Chateau Puy Garance, £7: Important point to note on this one – despite appearing in the ‘Bordeaux’ section of the site, this isn’t a proper Bordeaux. It’s from the Côtes de Castillon, off to the East of the region, which is undoubtedly an area on the up. However, it’s not there yet. This is a £7 wine that feels overpriced and pretty rough. It’s got a high proportion of Merlot, but lacks the delicacy and elegance of a right-bank Bordeaux. Instead, the producer appears to have gone for the punch of alcohol over and above anything else – at 14.5% abv the whoosh of alcohol and tannin overpowers anything other than the simplest flavours. Poor. Score – 7/20.  

Mayu Valle de Elqui Pedro Ximénez 2012

Sainsbury’s; £8.50

Pedro Ximénez is a grape that would probably be scarcely be heard of if it weren’t for that most middle-class of drinks, sherry. PX grapes are dried out and then fermented to form an intensely sweet fortified wine, but it is rarely made into a dry table wine, as in this example.

Never one to shy away from tasting the odd and unusual, especially when it turns up in as unlikely a setting as Sainsbury’s in Croydon, I snapped it up immediately. I set my expectations fairly low; every article I’ve read about this grape tells of how insipid and tedious dry PX wines generally are.

It was with a smile, therefore, that I found that the nose is actually quite appealing, almost unoaked-Chardonnay-ish. It’s quite light, with a strongly mineral character and pleasant lemon, lime and grapefruit. I threw away any prejudices I had and took a decent sip with my standards set slightly higher.

It’s a shame when you don’t enjoy a wine, but when you have your hopes raised and then dashed again, it’s even worse. On the palate it’s rather thin, mineral to the point of tasting metallic, and alongside some light, fruity notes – lemon, quince – there’s a savoury-salty tang that is slightly reminiscent of Manzanilla sherry.

This might appeal to you. It shouldn’t. There isn’t enough acid or roundness to pull these flavours off. Coupled with a disappointingly short finish, the whole experience is rather unpleasant.
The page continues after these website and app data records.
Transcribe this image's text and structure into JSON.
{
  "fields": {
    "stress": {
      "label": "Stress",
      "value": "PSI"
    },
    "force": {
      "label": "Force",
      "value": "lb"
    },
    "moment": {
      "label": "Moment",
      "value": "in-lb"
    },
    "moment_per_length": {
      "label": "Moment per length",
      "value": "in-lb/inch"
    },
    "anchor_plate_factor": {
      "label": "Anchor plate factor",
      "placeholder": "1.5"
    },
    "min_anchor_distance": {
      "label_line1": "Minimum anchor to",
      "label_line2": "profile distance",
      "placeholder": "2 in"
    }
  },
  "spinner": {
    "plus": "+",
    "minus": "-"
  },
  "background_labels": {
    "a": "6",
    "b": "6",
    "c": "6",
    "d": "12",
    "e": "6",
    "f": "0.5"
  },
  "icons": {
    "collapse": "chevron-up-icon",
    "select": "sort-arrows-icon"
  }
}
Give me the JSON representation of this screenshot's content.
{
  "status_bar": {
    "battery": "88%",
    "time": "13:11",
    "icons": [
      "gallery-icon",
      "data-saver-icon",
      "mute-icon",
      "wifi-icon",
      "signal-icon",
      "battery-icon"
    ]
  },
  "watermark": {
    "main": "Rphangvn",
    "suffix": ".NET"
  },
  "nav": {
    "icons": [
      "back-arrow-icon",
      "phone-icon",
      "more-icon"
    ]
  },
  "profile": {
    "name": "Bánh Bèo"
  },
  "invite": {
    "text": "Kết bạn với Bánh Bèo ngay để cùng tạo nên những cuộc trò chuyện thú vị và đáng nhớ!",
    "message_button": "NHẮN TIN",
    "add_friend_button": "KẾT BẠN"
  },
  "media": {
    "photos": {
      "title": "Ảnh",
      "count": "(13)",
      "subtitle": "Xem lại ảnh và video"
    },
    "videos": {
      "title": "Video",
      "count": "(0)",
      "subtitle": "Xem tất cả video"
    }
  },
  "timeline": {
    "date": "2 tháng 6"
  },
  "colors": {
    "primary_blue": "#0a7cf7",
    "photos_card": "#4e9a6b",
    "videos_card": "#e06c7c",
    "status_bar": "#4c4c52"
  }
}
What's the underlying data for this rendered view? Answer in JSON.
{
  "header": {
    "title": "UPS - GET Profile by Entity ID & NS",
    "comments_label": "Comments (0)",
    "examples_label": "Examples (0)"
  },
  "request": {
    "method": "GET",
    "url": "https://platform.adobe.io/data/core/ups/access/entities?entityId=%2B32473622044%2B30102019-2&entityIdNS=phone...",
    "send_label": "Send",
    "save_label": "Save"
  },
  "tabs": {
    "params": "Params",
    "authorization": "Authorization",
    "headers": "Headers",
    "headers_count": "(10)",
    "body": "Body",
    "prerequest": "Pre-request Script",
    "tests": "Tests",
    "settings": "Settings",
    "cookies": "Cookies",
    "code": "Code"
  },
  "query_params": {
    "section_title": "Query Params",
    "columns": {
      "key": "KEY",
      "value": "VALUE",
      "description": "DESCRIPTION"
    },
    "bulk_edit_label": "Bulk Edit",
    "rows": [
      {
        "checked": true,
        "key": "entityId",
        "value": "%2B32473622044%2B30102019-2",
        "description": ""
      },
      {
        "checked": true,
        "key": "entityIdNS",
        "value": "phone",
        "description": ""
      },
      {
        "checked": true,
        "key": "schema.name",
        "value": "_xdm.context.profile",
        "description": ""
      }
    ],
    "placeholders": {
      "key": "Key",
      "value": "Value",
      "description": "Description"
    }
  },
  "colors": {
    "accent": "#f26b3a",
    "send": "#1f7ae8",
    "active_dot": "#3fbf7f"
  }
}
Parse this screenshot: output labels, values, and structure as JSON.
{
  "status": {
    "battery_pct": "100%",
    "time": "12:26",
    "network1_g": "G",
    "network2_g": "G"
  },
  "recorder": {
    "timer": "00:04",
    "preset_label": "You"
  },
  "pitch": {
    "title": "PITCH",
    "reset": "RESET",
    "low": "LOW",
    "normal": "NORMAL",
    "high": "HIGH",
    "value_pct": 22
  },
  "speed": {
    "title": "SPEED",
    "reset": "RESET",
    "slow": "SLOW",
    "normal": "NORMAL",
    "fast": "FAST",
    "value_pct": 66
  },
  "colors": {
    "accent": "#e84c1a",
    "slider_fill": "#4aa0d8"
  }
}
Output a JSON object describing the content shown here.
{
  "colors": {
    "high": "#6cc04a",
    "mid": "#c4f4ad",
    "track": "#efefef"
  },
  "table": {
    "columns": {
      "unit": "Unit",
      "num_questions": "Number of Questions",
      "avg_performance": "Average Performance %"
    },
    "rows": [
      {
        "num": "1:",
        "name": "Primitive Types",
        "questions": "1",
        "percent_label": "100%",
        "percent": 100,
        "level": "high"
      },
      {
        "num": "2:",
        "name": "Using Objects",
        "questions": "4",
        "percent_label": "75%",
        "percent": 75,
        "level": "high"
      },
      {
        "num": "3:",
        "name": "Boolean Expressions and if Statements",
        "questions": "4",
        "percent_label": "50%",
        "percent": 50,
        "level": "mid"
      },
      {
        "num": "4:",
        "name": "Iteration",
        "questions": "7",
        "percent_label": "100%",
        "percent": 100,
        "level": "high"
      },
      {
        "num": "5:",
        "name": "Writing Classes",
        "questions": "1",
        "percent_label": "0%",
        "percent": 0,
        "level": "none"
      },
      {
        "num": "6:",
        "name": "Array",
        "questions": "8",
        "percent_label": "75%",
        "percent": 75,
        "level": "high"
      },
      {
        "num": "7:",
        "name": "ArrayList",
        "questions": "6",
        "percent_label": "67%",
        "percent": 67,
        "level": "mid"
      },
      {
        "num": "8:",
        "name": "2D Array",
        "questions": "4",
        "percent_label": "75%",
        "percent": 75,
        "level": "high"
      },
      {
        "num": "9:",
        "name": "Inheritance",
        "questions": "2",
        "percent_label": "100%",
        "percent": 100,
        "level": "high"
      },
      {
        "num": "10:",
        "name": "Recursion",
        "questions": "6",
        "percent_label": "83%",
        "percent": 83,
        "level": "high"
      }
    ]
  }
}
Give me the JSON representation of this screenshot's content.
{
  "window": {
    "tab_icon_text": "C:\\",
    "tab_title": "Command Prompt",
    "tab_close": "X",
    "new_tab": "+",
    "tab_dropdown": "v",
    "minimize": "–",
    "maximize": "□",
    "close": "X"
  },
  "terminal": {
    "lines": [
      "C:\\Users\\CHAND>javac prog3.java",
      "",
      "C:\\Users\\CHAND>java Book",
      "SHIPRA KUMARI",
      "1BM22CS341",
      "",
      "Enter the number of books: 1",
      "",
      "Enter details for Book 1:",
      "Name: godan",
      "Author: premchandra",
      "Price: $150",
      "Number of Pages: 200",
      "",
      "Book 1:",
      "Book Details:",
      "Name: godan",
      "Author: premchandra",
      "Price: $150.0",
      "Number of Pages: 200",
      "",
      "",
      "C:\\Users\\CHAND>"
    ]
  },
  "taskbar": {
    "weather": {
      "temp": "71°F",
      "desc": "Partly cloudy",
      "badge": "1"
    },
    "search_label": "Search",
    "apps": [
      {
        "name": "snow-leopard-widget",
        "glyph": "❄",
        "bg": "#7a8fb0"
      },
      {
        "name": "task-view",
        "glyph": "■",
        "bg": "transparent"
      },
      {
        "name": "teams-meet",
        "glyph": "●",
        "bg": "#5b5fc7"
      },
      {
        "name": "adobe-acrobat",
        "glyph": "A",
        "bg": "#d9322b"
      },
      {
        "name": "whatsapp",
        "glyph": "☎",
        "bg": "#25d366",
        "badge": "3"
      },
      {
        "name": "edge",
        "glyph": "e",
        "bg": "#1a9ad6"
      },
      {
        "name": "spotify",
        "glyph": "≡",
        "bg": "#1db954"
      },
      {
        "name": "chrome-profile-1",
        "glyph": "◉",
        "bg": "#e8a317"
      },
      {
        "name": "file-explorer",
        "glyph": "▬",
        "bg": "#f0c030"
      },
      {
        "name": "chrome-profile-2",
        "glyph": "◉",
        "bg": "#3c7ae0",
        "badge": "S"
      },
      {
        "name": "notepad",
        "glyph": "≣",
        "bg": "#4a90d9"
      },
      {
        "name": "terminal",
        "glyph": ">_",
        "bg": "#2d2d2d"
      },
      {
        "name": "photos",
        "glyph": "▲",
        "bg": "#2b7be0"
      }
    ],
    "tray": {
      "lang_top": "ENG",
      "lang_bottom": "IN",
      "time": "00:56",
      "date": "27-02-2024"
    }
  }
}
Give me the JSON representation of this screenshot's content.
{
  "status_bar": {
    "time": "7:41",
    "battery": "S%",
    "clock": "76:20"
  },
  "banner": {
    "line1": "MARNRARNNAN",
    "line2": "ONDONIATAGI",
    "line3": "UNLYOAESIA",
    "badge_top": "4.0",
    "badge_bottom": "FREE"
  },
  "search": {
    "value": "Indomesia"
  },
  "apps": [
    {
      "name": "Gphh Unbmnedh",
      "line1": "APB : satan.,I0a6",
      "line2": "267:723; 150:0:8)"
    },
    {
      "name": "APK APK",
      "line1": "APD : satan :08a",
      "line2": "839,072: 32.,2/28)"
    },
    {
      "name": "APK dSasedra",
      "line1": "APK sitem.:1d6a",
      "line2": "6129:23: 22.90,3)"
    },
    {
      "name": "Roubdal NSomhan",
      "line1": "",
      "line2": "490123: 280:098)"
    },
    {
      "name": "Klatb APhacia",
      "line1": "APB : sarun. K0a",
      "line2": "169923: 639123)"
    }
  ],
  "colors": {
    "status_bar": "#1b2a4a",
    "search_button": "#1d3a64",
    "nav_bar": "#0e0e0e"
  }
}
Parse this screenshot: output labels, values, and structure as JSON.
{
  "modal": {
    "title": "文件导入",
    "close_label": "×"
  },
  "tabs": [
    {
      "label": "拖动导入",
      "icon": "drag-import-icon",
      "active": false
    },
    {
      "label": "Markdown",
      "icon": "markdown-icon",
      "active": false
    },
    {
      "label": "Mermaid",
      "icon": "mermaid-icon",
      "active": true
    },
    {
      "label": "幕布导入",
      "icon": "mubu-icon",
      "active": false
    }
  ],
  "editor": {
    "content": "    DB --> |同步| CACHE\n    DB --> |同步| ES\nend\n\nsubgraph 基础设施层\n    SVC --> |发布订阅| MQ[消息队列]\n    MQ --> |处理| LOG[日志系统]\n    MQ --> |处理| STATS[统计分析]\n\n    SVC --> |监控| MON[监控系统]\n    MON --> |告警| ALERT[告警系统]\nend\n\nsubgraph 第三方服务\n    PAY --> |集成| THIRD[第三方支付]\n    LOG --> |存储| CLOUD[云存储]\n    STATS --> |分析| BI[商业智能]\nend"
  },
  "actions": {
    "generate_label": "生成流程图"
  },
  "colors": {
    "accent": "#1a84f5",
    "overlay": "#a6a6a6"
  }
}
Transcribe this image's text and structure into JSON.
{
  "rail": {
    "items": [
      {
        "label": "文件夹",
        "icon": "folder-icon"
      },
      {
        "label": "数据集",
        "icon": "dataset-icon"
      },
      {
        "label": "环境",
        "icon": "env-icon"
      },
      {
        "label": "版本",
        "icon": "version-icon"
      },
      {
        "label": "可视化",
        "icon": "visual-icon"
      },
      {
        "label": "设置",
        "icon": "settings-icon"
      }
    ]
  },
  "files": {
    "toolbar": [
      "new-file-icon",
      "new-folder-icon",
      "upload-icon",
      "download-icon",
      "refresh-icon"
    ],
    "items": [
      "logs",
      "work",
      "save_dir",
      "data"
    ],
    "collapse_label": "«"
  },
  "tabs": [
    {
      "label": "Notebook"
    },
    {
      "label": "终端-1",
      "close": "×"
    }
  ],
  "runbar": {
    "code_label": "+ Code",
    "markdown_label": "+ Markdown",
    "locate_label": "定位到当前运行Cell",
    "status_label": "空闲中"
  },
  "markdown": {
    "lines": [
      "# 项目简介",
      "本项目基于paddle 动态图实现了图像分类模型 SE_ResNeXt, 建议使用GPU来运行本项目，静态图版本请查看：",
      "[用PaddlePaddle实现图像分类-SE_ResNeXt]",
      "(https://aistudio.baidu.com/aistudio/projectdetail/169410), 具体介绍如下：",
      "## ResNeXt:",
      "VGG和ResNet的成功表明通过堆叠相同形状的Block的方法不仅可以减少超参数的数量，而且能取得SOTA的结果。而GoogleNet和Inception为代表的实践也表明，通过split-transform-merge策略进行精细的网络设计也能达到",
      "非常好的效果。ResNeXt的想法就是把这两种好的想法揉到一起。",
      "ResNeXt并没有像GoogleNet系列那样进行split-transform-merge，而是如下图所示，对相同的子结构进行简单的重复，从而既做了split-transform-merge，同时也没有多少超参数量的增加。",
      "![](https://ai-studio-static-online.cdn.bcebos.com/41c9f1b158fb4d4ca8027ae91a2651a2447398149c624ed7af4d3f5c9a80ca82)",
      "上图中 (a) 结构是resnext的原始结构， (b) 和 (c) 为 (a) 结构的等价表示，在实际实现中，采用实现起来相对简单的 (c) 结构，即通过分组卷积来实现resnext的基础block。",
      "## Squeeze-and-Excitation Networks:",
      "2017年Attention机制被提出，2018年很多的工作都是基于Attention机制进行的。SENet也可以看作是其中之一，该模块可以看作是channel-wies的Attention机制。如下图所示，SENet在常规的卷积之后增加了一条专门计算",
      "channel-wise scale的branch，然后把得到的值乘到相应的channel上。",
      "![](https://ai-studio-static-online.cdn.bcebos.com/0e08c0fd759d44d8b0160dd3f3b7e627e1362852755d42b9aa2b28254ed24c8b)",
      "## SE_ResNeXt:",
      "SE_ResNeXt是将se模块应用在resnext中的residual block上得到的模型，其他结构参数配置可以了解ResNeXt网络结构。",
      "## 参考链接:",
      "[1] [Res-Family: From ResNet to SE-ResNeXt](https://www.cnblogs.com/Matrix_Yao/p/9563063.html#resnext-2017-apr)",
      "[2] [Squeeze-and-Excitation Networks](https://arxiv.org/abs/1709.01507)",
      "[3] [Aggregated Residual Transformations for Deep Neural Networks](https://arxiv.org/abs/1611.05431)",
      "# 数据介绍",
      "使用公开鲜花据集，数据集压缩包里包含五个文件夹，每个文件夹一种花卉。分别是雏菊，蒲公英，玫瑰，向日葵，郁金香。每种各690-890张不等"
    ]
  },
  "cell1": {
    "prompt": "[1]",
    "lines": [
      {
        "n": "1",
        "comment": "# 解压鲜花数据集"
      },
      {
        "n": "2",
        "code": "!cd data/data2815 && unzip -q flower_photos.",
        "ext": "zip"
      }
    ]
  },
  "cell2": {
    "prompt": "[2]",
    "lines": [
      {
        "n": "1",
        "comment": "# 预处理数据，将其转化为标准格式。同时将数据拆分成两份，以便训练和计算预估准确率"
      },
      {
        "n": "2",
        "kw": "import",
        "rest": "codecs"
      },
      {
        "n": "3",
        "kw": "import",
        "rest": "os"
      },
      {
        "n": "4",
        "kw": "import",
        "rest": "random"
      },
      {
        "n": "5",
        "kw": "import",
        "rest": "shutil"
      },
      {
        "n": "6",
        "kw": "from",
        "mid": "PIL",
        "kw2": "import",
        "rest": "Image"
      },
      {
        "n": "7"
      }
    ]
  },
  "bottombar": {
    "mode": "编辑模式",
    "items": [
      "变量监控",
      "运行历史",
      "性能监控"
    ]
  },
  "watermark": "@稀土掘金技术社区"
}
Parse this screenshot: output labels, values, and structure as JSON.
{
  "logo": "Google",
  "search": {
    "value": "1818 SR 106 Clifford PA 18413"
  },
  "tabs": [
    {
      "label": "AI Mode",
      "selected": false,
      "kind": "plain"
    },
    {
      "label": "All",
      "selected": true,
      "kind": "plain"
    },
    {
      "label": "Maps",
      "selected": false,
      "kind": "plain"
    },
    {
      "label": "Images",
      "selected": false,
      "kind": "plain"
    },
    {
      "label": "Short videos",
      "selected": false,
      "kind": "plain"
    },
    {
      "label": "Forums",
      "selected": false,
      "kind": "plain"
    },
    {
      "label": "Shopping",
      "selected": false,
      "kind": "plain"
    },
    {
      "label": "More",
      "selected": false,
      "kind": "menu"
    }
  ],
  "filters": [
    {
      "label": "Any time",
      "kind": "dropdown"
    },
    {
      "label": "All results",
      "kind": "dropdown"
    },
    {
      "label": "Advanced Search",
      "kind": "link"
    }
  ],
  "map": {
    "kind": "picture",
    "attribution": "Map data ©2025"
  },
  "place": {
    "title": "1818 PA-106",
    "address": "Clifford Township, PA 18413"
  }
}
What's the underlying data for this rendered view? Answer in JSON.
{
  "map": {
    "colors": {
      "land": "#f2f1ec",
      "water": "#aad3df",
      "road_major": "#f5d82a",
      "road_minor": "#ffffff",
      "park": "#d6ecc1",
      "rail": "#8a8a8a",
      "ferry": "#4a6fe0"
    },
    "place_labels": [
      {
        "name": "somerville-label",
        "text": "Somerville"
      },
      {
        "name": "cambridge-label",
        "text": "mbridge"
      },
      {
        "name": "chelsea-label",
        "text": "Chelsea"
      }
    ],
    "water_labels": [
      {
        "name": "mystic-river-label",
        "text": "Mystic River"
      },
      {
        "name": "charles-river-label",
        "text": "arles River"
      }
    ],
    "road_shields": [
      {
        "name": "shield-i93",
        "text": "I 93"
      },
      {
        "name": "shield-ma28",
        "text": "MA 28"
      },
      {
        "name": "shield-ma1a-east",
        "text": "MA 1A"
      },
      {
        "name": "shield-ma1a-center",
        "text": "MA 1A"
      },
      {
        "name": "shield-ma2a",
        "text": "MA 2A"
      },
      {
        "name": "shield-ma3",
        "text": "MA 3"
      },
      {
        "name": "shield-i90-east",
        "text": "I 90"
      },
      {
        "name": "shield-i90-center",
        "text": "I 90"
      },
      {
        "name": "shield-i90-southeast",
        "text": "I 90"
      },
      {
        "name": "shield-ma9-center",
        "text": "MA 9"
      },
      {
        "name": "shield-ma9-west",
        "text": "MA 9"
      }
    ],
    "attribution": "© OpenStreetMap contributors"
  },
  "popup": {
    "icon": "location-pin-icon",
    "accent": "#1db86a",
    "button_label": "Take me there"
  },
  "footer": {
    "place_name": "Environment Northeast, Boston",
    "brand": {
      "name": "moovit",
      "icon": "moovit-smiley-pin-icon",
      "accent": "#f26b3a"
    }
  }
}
It’s not often I don’t go on to finish a bottle that I’ve parted with £8.50 to buy, but this one got poured away.

A worthwhile experiment, certainly, but one I won’t be repeating.

Score – 8/20